[[ Entries shown open ]]

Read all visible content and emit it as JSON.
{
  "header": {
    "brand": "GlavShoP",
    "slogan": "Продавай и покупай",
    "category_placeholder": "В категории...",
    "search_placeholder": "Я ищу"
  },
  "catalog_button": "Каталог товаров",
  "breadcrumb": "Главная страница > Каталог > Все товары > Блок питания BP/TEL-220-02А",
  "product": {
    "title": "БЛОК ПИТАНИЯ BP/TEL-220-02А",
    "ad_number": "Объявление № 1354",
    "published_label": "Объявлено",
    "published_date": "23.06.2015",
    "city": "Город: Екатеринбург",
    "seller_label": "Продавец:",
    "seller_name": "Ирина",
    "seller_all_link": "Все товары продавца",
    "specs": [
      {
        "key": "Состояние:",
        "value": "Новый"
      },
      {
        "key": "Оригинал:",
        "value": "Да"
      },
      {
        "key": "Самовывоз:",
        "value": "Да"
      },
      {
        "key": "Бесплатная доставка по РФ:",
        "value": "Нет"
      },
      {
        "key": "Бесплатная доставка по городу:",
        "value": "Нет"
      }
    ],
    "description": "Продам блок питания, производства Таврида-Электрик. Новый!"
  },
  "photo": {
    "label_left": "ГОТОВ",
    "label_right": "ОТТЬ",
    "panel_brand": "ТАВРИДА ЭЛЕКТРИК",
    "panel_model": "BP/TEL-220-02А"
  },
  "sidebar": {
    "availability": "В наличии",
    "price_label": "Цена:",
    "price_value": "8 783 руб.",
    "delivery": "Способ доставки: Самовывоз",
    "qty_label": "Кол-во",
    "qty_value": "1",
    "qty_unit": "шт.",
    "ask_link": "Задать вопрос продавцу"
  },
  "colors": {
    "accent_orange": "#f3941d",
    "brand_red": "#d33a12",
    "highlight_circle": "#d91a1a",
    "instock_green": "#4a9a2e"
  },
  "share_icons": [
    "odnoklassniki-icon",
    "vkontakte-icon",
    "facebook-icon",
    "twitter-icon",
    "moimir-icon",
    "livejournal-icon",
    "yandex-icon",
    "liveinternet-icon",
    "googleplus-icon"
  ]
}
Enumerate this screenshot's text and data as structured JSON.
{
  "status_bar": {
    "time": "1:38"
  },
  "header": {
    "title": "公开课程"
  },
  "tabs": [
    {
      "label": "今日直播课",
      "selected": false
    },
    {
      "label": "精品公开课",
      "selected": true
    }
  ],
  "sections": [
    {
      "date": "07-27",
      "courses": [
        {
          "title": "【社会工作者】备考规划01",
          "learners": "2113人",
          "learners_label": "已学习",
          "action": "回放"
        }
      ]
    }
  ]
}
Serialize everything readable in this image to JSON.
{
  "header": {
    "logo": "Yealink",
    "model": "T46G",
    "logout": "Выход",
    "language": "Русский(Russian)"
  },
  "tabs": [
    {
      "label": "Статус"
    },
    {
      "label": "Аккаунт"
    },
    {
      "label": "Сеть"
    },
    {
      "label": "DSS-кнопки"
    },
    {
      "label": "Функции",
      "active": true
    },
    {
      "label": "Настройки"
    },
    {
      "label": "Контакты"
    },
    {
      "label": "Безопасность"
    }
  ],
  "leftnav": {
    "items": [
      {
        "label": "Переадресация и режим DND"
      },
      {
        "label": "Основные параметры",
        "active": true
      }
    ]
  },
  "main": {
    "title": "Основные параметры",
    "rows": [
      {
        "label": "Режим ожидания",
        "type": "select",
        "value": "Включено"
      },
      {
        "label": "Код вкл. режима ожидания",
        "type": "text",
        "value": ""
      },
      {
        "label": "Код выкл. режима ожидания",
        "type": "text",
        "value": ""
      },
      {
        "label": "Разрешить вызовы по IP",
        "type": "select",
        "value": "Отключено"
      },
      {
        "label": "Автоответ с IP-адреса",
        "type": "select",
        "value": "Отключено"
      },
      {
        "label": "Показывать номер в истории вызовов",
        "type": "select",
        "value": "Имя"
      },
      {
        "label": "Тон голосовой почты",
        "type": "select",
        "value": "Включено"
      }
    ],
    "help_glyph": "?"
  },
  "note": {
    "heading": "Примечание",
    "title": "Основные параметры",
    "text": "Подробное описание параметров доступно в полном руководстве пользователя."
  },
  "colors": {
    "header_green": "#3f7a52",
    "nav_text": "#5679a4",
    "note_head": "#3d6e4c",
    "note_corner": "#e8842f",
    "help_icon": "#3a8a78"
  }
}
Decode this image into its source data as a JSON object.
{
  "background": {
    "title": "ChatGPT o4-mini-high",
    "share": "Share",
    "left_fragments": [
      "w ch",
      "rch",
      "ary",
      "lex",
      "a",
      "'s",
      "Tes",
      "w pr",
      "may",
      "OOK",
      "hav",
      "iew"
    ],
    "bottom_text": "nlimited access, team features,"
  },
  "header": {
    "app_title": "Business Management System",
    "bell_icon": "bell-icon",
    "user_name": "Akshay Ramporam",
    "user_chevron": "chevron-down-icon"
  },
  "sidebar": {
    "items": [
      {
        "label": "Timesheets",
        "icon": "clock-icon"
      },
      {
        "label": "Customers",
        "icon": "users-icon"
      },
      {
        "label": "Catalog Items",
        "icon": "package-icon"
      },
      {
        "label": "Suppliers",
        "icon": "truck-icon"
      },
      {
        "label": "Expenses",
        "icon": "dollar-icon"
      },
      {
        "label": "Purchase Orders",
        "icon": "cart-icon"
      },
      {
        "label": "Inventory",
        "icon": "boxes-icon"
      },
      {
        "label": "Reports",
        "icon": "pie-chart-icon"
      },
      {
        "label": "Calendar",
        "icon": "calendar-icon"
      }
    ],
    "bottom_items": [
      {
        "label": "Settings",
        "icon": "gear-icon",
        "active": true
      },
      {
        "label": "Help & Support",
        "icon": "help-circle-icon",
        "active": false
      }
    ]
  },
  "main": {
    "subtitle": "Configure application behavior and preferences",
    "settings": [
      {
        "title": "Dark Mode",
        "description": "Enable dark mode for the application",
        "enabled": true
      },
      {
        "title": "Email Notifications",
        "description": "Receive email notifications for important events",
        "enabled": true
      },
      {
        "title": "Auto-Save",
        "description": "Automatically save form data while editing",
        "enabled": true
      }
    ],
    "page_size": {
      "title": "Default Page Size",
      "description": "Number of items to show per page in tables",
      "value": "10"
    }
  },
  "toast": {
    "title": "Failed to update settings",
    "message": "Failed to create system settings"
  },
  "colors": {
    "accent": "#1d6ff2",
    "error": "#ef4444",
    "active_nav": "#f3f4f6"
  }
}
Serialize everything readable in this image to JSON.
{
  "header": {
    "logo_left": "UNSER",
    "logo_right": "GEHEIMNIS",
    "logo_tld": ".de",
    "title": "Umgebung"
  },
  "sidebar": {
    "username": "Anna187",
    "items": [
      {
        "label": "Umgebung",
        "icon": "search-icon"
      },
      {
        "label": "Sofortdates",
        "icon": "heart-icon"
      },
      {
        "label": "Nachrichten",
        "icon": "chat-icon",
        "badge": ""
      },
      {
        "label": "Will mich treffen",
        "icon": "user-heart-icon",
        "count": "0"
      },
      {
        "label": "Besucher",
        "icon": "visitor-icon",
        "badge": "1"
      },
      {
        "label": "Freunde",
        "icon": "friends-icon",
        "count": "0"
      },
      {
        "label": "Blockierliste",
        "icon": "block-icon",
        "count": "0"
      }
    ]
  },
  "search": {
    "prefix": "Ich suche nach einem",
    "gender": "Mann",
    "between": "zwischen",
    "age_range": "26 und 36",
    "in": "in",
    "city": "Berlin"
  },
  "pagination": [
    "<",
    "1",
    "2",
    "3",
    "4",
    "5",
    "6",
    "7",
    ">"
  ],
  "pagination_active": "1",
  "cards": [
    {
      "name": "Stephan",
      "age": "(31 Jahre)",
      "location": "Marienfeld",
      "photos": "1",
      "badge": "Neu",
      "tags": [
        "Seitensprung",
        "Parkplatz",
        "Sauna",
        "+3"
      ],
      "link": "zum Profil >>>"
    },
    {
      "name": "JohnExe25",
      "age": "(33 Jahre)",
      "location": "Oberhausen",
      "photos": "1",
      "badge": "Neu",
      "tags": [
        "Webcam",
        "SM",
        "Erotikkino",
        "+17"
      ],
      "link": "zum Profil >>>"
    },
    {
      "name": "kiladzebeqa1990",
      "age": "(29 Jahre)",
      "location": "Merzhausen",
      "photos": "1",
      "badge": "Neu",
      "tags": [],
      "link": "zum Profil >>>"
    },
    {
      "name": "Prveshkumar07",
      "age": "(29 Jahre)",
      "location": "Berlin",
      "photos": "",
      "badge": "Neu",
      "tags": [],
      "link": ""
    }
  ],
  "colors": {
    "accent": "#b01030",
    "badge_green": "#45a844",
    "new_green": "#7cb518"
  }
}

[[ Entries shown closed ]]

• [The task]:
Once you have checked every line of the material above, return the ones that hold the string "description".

• [Answer section]:
    "description": "Продам блок питания, производства Таврида-Электрик. Новый!"
        "description": "Enable dark mode for the application",
        "description": "Receive email notifications for important events",
        "description": "Automatically save form data while editing",
      "description": "Number of items to show per page in tables",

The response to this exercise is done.